- Problem details -
Return, from the data below, each line that contains the word "title".

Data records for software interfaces
BEGIN

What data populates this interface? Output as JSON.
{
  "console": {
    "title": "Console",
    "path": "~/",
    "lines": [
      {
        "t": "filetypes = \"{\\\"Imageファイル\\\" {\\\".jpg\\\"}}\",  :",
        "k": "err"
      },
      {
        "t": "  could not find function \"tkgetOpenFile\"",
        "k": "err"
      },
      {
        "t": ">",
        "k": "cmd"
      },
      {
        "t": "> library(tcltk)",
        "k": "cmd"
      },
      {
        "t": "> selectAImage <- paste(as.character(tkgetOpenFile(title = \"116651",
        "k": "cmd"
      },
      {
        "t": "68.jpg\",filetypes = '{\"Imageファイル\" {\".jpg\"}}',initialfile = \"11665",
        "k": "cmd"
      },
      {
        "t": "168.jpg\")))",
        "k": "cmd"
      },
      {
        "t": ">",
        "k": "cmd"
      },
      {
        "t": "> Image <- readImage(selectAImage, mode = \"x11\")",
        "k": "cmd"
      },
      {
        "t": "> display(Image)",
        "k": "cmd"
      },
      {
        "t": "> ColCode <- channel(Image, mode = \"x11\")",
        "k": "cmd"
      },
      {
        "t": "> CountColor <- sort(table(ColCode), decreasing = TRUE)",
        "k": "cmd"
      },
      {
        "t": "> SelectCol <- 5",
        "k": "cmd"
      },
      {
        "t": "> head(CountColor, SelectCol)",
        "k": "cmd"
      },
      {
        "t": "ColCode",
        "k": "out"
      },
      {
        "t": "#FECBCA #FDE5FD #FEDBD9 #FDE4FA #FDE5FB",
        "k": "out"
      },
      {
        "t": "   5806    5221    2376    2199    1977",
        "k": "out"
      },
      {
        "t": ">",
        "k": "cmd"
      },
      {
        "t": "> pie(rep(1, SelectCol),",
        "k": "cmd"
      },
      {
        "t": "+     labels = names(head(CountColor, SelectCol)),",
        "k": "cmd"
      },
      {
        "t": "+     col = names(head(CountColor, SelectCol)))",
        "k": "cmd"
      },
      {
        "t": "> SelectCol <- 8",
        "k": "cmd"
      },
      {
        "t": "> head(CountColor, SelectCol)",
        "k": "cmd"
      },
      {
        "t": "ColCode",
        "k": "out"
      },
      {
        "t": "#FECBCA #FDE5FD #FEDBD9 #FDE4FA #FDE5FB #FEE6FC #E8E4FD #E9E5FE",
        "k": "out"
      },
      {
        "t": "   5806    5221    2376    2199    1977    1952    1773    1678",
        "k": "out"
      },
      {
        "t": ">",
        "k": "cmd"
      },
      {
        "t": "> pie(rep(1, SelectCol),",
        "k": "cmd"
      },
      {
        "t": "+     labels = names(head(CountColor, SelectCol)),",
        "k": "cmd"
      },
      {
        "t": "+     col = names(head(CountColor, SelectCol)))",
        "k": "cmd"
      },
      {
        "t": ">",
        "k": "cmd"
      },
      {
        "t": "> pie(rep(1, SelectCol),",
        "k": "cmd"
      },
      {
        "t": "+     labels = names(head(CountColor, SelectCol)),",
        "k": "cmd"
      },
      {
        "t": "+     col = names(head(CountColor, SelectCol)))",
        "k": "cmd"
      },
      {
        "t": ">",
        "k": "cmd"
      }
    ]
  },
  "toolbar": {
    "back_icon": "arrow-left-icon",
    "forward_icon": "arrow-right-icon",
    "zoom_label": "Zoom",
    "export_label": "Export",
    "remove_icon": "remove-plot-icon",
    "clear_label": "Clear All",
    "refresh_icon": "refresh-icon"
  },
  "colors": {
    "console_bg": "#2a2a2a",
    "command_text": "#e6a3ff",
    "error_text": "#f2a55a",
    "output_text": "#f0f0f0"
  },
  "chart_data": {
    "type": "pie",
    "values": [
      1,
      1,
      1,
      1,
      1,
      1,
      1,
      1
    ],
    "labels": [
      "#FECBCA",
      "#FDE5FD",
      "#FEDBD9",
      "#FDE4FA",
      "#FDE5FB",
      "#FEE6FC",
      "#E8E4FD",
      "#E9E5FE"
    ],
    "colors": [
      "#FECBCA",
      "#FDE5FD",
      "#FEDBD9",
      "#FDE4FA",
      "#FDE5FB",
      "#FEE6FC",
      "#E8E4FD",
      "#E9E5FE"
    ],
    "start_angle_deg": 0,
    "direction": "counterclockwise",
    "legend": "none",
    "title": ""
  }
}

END

- Problem solution -
    "title": "Console",
        "t": "> selectAImage <- paste(as.character(tkgetOpenFile(title = \"116651",
    "title": ""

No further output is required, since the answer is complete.